Interface dataset entries:
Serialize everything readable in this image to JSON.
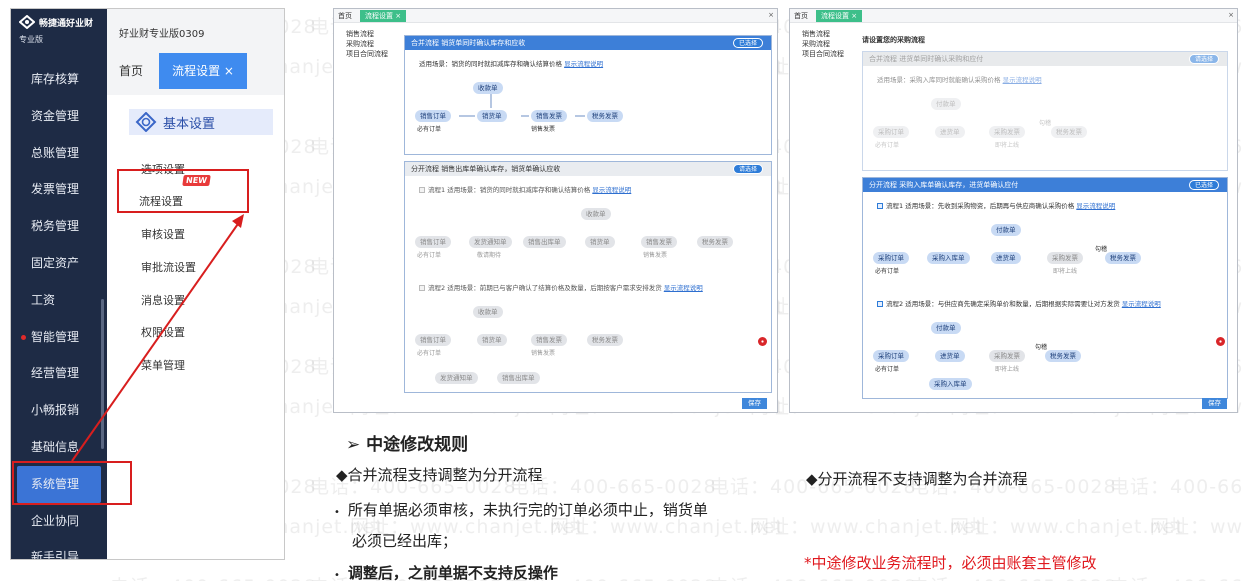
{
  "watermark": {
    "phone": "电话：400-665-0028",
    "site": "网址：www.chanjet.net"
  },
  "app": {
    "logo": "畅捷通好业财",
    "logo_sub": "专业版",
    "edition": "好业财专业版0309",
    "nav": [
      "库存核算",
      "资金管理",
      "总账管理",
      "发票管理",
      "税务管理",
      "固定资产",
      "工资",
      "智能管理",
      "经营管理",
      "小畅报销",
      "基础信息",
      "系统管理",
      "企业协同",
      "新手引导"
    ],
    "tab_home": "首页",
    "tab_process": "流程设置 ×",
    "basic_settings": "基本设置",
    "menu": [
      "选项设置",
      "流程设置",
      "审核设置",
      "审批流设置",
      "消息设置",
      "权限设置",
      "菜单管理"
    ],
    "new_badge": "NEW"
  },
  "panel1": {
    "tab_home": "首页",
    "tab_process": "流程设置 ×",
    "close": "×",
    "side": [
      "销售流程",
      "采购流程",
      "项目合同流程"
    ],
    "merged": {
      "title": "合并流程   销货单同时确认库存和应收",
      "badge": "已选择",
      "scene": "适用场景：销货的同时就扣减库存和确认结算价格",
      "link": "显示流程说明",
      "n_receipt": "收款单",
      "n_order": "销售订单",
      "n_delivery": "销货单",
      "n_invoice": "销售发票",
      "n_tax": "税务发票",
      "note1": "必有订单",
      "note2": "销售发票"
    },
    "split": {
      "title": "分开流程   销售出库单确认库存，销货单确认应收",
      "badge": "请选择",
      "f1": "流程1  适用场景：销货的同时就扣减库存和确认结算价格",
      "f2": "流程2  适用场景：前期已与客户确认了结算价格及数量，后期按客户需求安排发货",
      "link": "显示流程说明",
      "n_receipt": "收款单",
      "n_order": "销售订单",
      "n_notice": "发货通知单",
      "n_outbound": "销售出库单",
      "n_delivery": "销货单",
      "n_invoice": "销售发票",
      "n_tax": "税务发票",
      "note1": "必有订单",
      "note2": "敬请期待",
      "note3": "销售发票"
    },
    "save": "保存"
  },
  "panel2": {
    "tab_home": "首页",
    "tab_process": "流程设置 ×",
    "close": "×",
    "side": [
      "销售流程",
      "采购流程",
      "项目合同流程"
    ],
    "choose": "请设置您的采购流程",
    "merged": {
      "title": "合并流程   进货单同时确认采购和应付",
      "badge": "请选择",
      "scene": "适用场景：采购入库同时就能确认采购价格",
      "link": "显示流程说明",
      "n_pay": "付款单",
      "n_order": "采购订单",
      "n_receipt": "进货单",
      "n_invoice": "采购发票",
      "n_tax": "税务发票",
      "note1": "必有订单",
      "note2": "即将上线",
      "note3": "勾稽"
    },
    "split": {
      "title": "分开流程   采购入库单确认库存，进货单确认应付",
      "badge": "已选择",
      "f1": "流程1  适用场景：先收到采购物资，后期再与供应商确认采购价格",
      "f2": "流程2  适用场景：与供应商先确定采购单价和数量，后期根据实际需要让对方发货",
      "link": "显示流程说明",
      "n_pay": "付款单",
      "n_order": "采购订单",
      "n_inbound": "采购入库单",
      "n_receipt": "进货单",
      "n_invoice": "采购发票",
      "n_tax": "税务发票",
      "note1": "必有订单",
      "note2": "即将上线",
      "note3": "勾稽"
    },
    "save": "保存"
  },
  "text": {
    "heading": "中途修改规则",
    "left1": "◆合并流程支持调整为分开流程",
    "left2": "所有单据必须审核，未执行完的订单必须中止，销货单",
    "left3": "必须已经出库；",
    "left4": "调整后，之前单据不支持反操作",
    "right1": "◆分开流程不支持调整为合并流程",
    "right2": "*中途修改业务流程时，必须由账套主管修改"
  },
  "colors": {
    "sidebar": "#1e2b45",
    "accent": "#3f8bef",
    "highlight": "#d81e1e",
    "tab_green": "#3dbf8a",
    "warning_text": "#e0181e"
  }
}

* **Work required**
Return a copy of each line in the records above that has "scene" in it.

* **Response for this exercise**
      "scene": "适用场景：销货的同时就扣减库存和确认结算价格",
      "scene": "适用场景：采购入库同时就能确认采购价格",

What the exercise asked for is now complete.